Published: 7 January 2013

Abstract

Background

The valuable clinical data, specimens, and assay results collected during a primary clinical trial or observational study can enable researchers to answer additional, pressing questions with relatively small investments in new measurements. However, management of such follow-on, “ancillary” studies is complex. It requires coordinating across institutions, sites, repositories, and approval boards, as well as distributing, integrating, and analyzing diverse data types. General-purpose software systems that simplify the management of ancillary studies have not yet been explored in the research literature.

Methods

We have identified requirements for ancillary study management primarily as part of our ongoing work with a number of large research consortia. These organizations include the Center for HIV/AIDS Vaccine Immunology (CHAVI), the Immune Tolerance Network (ITN), the HIV Vaccine Trials Network (HVTN), the U.S. Military HIV Research Program (MHRP), and the Network for Pancreatic Organ Donors with Diabetes (nPOD). We also consulted with researchers at a range of other disease research organizations regarding their workflows and data management strategies. Lastly, to enhance breadth, we reviewed process documents for ancillary study management from other organizations.

Results

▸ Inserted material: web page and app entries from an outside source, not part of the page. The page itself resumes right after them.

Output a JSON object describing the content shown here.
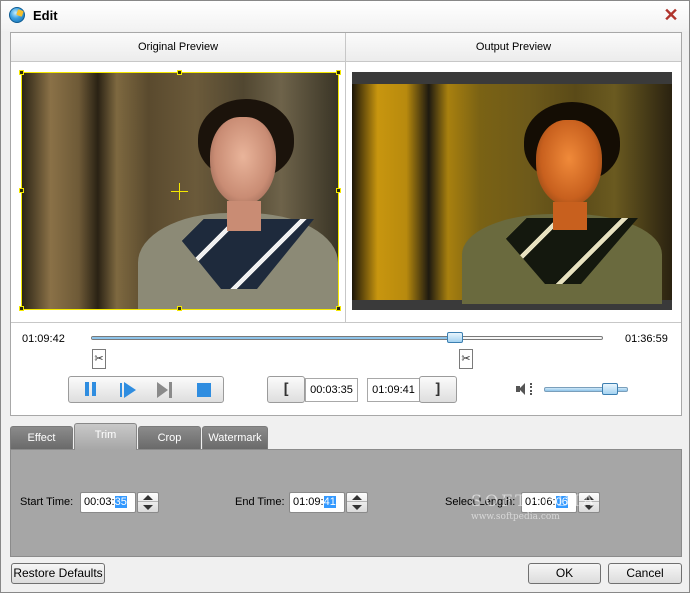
{
  "window": {
    "title": "Edit",
    "close_icon": "close-icon"
  },
  "preview": {
    "original_label": "Original Preview",
    "output_label": "Output Preview"
  },
  "timeline": {
    "current_time": "01:09:42",
    "total_time": "01:36:59",
    "position_fraction": 0.718
  },
  "trim_controls": {
    "set_start_label": "[",
    "start_time": "00:03:35",
    "end_time": "01:09:41",
    "set_end_label": "]"
  },
  "volume": {
    "level_fraction": 0.85
  },
  "tabs": [
    {
      "label": "Effect",
      "active": false
    },
    {
      "label": "Trim",
      "active": true
    },
    {
      "label": "Crop",
      "active": false
    },
    {
      "label": "Watermark",
      "active": false
    }
  ],
  "trim_panel": {
    "start_label": "Start Time:",
    "start_value_prefix": "00:03:",
    "start_value_selected": "35",
    "end_label": "End Time:",
    "end_value_prefix": "01:09:",
    "end_value_selected": "41",
    "length_label": "Select Length:",
    "length_value_prefix": "01:06:",
    "length_value_selected": "06"
  },
  "watermark": {
    "text": "SOFTPEDIA",
    "url": "www.softpedia.com"
  },
  "footer": {
    "restore_label": "Restore Defaults",
    "ok_label": "OK",
    "cancel_label": "Cancel"
  },
  "colors": {
    "accent_blue": "#2f8de0",
    "crop_frame": "#f4e800",
    "tab_panel": "#a6a6a6",
    "selection": "#3399ff",
    "close_red": "#b0342d"
  }
}
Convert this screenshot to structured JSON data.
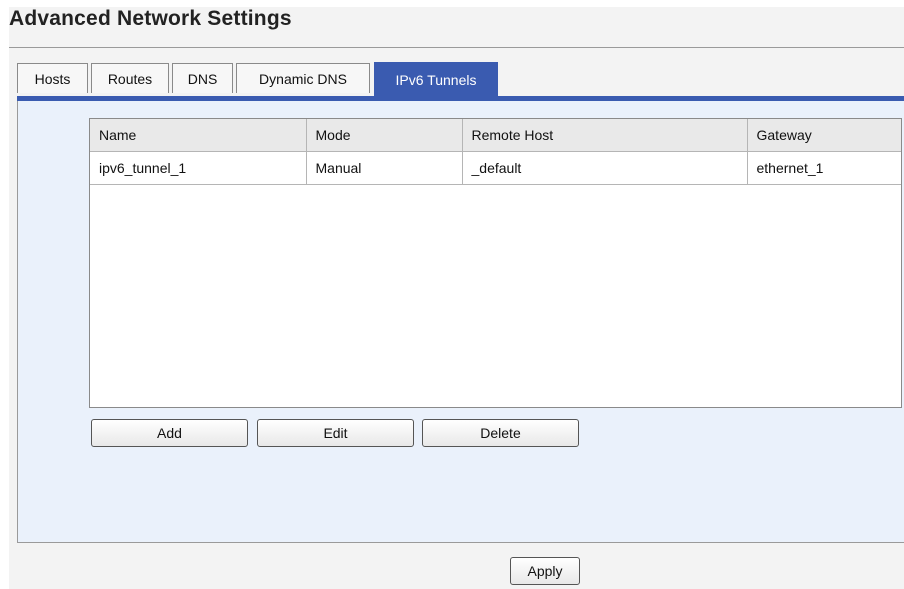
{
  "page": {
    "title": "Advanced Network Settings"
  },
  "tabs": [
    {
      "label": "Hosts",
      "active": false
    },
    {
      "label": "Routes",
      "active": false
    },
    {
      "label": "DNS",
      "active": false
    },
    {
      "label": "Dynamic DNS",
      "active": false
    },
    {
      "label": "IPv6 Tunnels",
      "active": true
    }
  ],
  "colors": {
    "accent": "#3a5bb0",
    "panel_bg": "#eaf1fb"
  },
  "table": {
    "columns": [
      "Name",
      "Mode",
      "Remote Host",
      "Gateway"
    ],
    "rows": [
      [
        "ipv6_tunnel_1",
        "Manual",
        "_default",
        "ethernet_1"
      ]
    ]
  },
  "actions": {
    "add": "Add",
    "edit": "Edit",
    "delete": "Delete"
  },
  "footer": {
    "apply": "Apply"
  }
}
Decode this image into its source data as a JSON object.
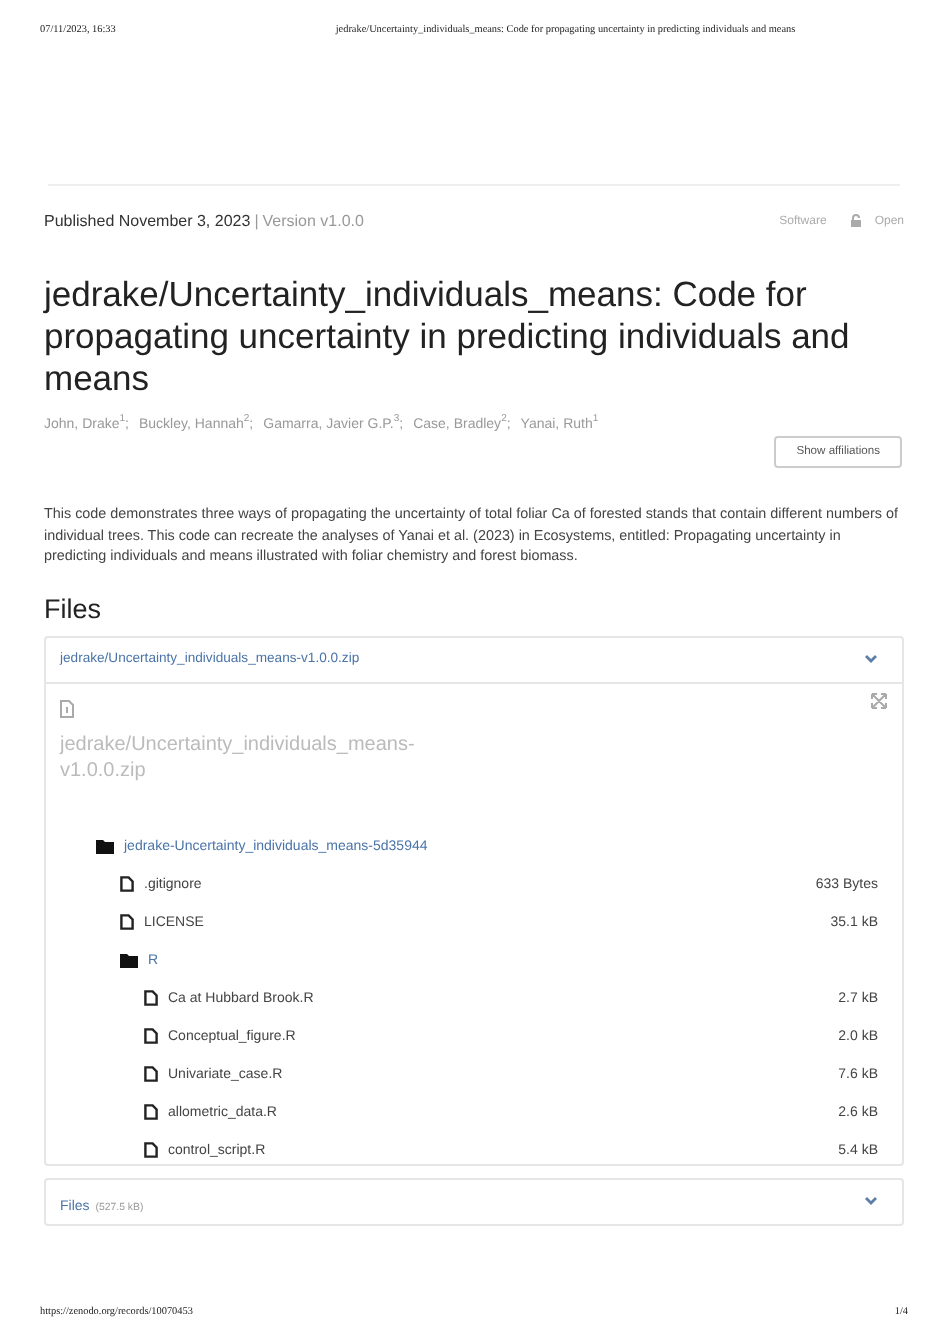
{
  "print_header": {
    "date": "07/11/2023, 16:33",
    "title": "jedrake/Uncertainty_individuals_means: Code for propagating uncertainty in predicting individuals and means"
  },
  "record": {
    "published": "Published November 3, 2023",
    "separator": "|",
    "version": "Version v1.0.0",
    "resource_type": "Software",
    "access": "Open",
    "title": "jedrake/Uncertainty_individuals_means: Code for propagating uncertainty in predicting individuals and means",
    "creators": [
      "John, Drake$^{1}$;",
      "Buckley, Hannah$^{2}$;",
      "Gamarra, Javier G.P.$^{3}$;",
      "Case, Bradley$^{2}$;",
      "Yanai, Ruth$^{1}$"
    ],
    "affiliations_button": "Show affiliations",
    "description": "This code demonstrates three ways of propagating the uncertainty of total foliar Ca of forested stands that contain different numbers of individual trees. This code can recreate the analyses of Yanai et al. (2023) in Ecosystems, entitled: Propagating uncertainty in predicting individuals and means illustrated with foliar chemistry and forest biomass."
  },
  "files": {
    "heading": "Files",
    "archive": {
      "name": "jedrake/Uncertainty_individuals_means-v1.0.0.zip",
      "preview_title": "jedrake/Uncertainty_individuals_means-v1.0.0.zip",
      "tree": [
        {
          "kind": "folder",
          "name": "jedrake-Uncertainty_individuals_means-5d35944",
          "children": [
            {
              "kind": "file",
              "name": ".gitignore",
              "size": "633 Bytes"
            },
            {
              "kind": "file",
              "name": "LICENSE",
              "size": "35.1 kB"
            },
            {
              "kind": "folder",
              "name": "R",
              "children": [
                {
                  "kind": "file",
                  "name": "Ca at Hubbard Brook.R",
                  "size": "2.7 kB"
                },
                {
                  "kind": "file",
                  "name": "Conceptual_figure.R",
                  "size": "2.0 kB"
                },
                {
                  "kind": "file",
                  "name": "Univariate_case.R",
                  "size": "7.6 kB"
                },
                {
                  "kind": "file",
                  "name": "allometric_data.R",
                  "size": "2.6 kB"
                },
                {
                  "kind": "file",
                  "name": "control_script.R",
                  "size": "5.4 kB"
                }
              ]
            }
          ]
        }
      ]
    },
    "total_label": "Files",
    "total_size": "(527.5 kB)"
  },
  "print_footer": {
    "url": "https://zenodo.org/records/10070453",
    "page": "1/4"
  }
}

By exploring characteristics of ancillary studies, we identify differentiating requirements and scenarios for ancillary study management systems (ASMSs). Distinguishing characteristics of ancillary studies may include the collection of additional measurements (particularly new analyses of existing specimens); the initiation of studies by investigators unaffiliated with the original study; cross-protocol data pooling and analysis; pre-existing participant consent; and pre-existing data context and provenance. For an ASMS to address these characteristics, it would need to address both operational requirements (e.g., allocating existing specimens) and data management requirements (e.g., securely distributing and integrating primary and ancillary data).

Conclusions

The scenarios and requirements we describe can help guide the development of systems that make conducting ancillary studies easier, less expensive, and less error-prone. Given the relatively consistent characteristics and challenges of ancillary study management, general-purpose ASMSs are likely to be useful to a wide range of organizations. Using the requirements identified in this paper, we are currently developing an open-source, general-purpose ASMS based on LabKey Server (http://www.labkey.org webcite) in collaboration with CHAVI, the ITN and nPOD.